* What you will do
Search the material for "Aula" and copy each line in which it is found.

* Source records
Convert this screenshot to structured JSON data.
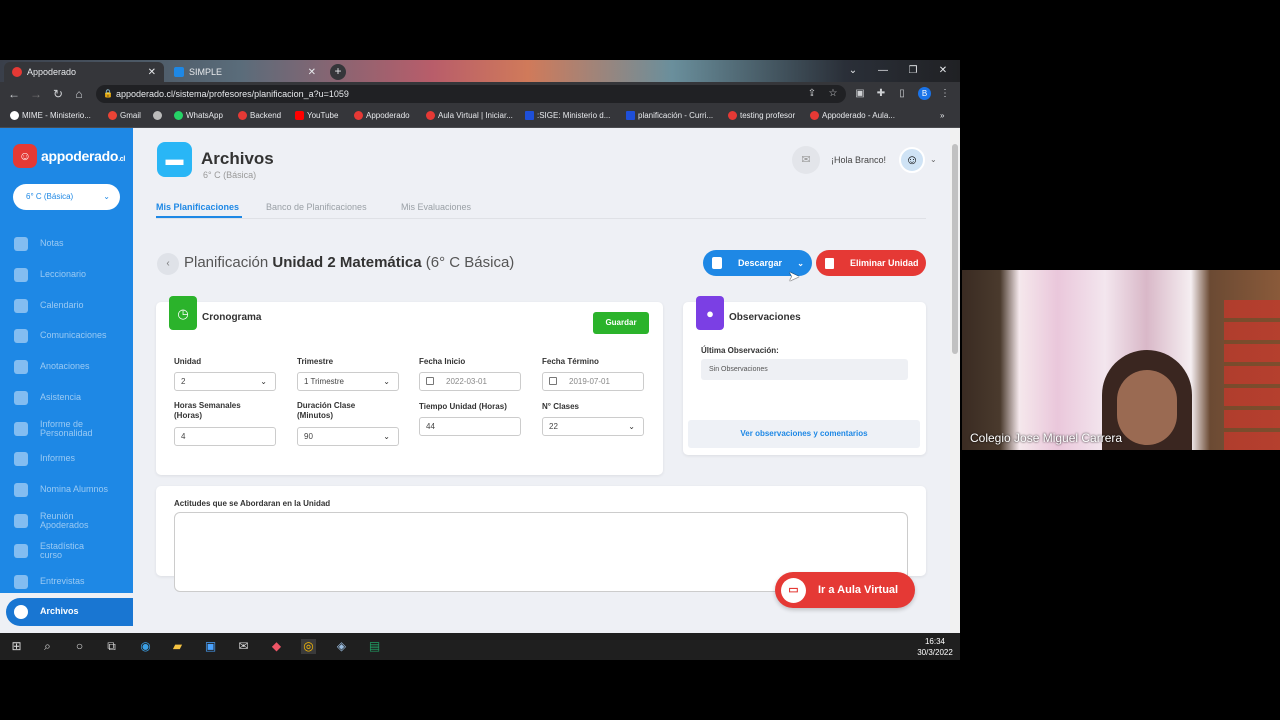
{
  "browser": {
    "tabs": [
      {
        "label": "Appoderado",
        "active": true
      },
      {
        "label": "SIMPLE",
        "active": false
      }
    ],
    "url": "appoderado.cl/sistema/profesores/planificacion_a?u=1059",
    "profile_initial": "B",
    "bookmarks": [
      "MIME - Ministerio...",
      "Gmail",
      "WhatsApp",
      "Backend",
      "YouTube",
      "Appoderado",
      "Aula Virtual | Iniciar...",
      ":SIGE: Ministerio d...",
      "planificación - Curri...",
      "testing profesor",
      "Appoderado - Aula..."
    ]
  },
  "sidebar": {
    "logo": "appoderado",
    "logo_suffix": ".cl",
    "course": "6° C (Básica)",
    "items": [
      {
        "label": "Notas",
        "icon": "star-icon"
      },
      {
        "label": "Leccionario",
        "icon": "document-icon"
      },
      {
        "label": "Calendario",
        "icon": "calendar-icon"
      },
      {
        "label": "Comunicaciones",
        "icon": "chat-icon"
      },
      {
        "label": "Anotaciones",
        "icon": "edit-icon"
      },
      {
        "label": "Asistencia",
        "icon": "user-icon"
      },
      {
        "label": "Informe de Personalidad",
        "icon": "face-icon"
      },
      {
        "label": "Informes",
        "icon": "document-icon"
      },
      {
        "label": "Nomina Alumnos",
        "icon": "group-icon"
      },
      {
        "label": "Reunión Apoderados",
        "icon": "meeting-icon"
      },
      {
        "label": "Estadística curso",
        "icon": "stats-icon"
      },
      {
        "label": "Entrevistas",
        "icon": "document-icon"
      },
      {
        "label": "Archivos",
        "icon": "folder-icon",
        "active": true
      }
    ]
  },
  "header": {
    "title": "Archivos",
    "subtitle": "6° C (Básica)",
    "greeting": "¡Hola Branco!"
  },
  "page_tabs": [
    {
      "label": "Mis Planificaciones",
      "active": true
    },
    {
      "label": "Banco de Planificaciones",
      "active": false
    },
    {
      "label": "Mis Evaluaciones",
      "active": false
    }
  ],
  "plan": {
    "prefix": "Planificación",
    "name": "Unidad 2 Matemática",
    "course": "(6° C Básica)",
    "download_label": "Descargar",
    "delete_label": "Eliminar Unidad"
  },
  "cronograma": {
    "title": "Cronograma",
    "save_label": "Guardar",
    "fields": {
      "unidad": {
        "label": "Unidad",
        "value": "2"
      },
      "trimestre": {
        "label": "Trimestre",
        "value": "1 Trimestre"
      },
      "fecha_inicio": {
        "label": "Fecha Inicio",
        "value": "2022-03-01"
      },
      "fecha_termino": {
        "label": "Fecha Término",
        "value": "2019-07-01"
      },
      "horas_semanales": {
        "label": "Horas Semanales (Horas)",
        "value": "4"
      },
      "duracion_clase": {
        "label": "Duración Clase (Minutos)",
        "value": "90"
      },
      "tiempo_unidad": {
        "label": "Tiempo Unidad (Horas)",
        "value": "44"
      },
      "n_clases": {
        "label": "N° Clases",
        "value": "22"
      }
    }
  },
  "observaciones": {
    "title": "Observaciones",
    "last_label": "Última Observación:",
    "last_value": "Sin Observaciones",
    "link_label": "Ver observaciones y comentarios"
  },
  "actitudes": {
    "label": "Actitudes que se Abordaran en la Unidad",
    "value": ""
  },
  "aula_button": "Ir a Aula Virtual",
  "taskbar": {
    "time": "16:34",
    "date": "30/3/2022"
  },
  "webcam": {
    "label": "Colegio Jose Miguel Carrera"
  },
  "colors": {
    "primary": "#1e88e5",
    "danger": "#e53935",
    "success": "#2bb32b",
    "obs_badge": "#7b3fe4",
    "crono_badge": "#2bb32b"
  }
}
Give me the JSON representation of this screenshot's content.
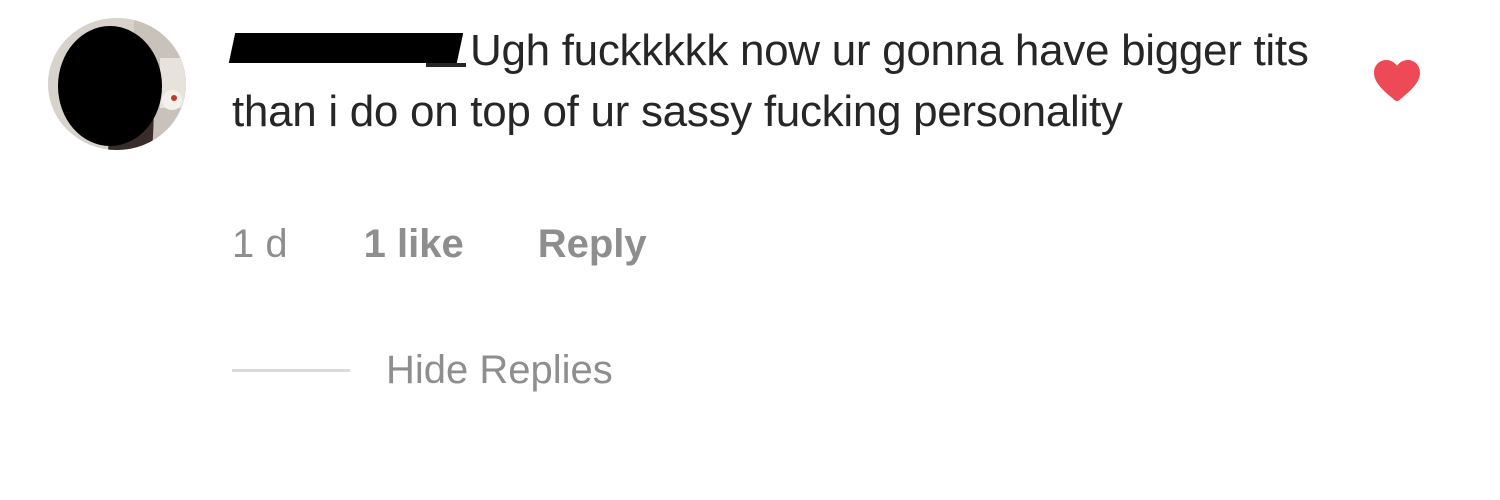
{
  "comment": {
    "text": "Ugh fuckkkkk now ur gonna have bigger tits than i do on top of ur sassy fucking personality",
    "time": "1 d",
    "likes": "1 like",
    "reply_label": "Reply",
    "liked": true
  },
  "replies": {
    "toggle_label": "Hide Replies"
  },
  "colors": {
    "heart": "#ed4956",
    "meta_text": "#8e8e8e",
    "body_text": "#262626",
    "divider": "#dbdbdb"
  },
  "icons": {
    "like": "heart-filled-icon"
  }
}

* Exercise solution
      "Aula Virtual | Iniciar...",
      "Appoderado - Aula..."
  "aula_button": "Ir a Aula Virtual",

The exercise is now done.